“In Hereford and Worcester one in four engineers are white, male and over 55 – this is an ageing population,” says Houston. “Figures from the local chamber say that by 2020 the ratio will be 1 in 3, a very alarming figure. So a much bigger problem is coming unless more women and young people enter STEM and stay there.”
Role models and joining forces

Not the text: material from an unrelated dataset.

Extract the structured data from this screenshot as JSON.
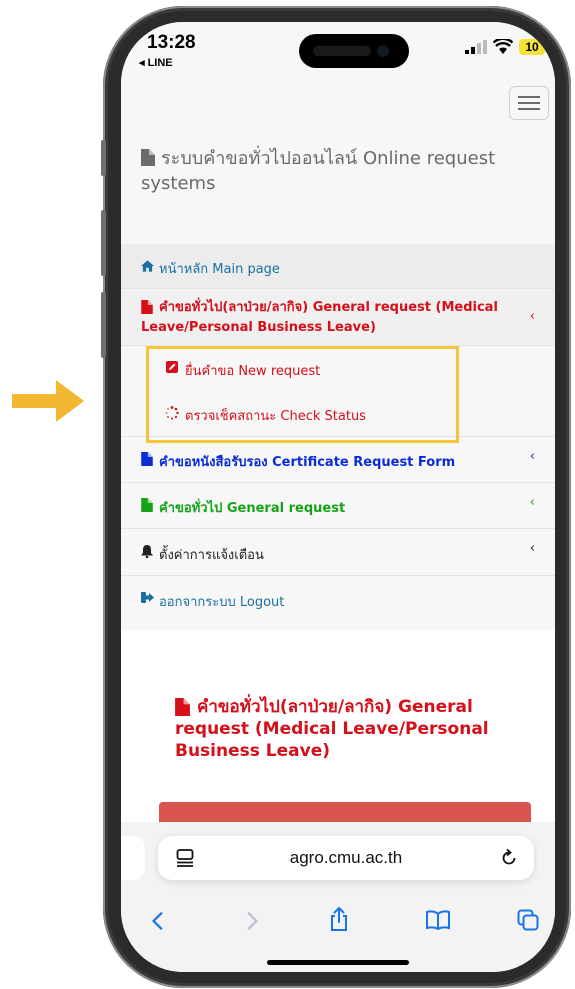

A key lever to attract more young women into STEM careers is to promote strong, aspirational role models, women who have reached the top. More examples are in the media, although there is space for more. In September, CEO of the RAEng, Dr Hayaatun Sillem, appeared in the latest issue of British Vogue as part of a feature on innovators who have paved the way for a new generation of talent. Business presenter of BBC Breakfast Steph McGovern was a former manufacturing engineer and Arkwright Engineering Scholarship winner before joining the BBC. Professor Alice Roberts is a regular presenter of science programmes, and Greta Thunberg exemplifies that more women in STEM are reaching the mainstream media.
But is there a risk there are too many voices in the dark, rather than a single loud siren?
Recently an initiative called STEM Accord was established to deliver STEM in line with the recommendations of the Perkins Review of engineering skills, which attempts to coordinate STEM activities better. It joins up the ERA Foundation, WISE, Smallpeice trust, Design and Technology Association and STEM Learning to tackle these Perkins’ recommendations. Its aim is to support teachers and parents to inspire future generations of engineers, and it aims to reach every secondary state school and improve on its current reach of 87% of primary schools.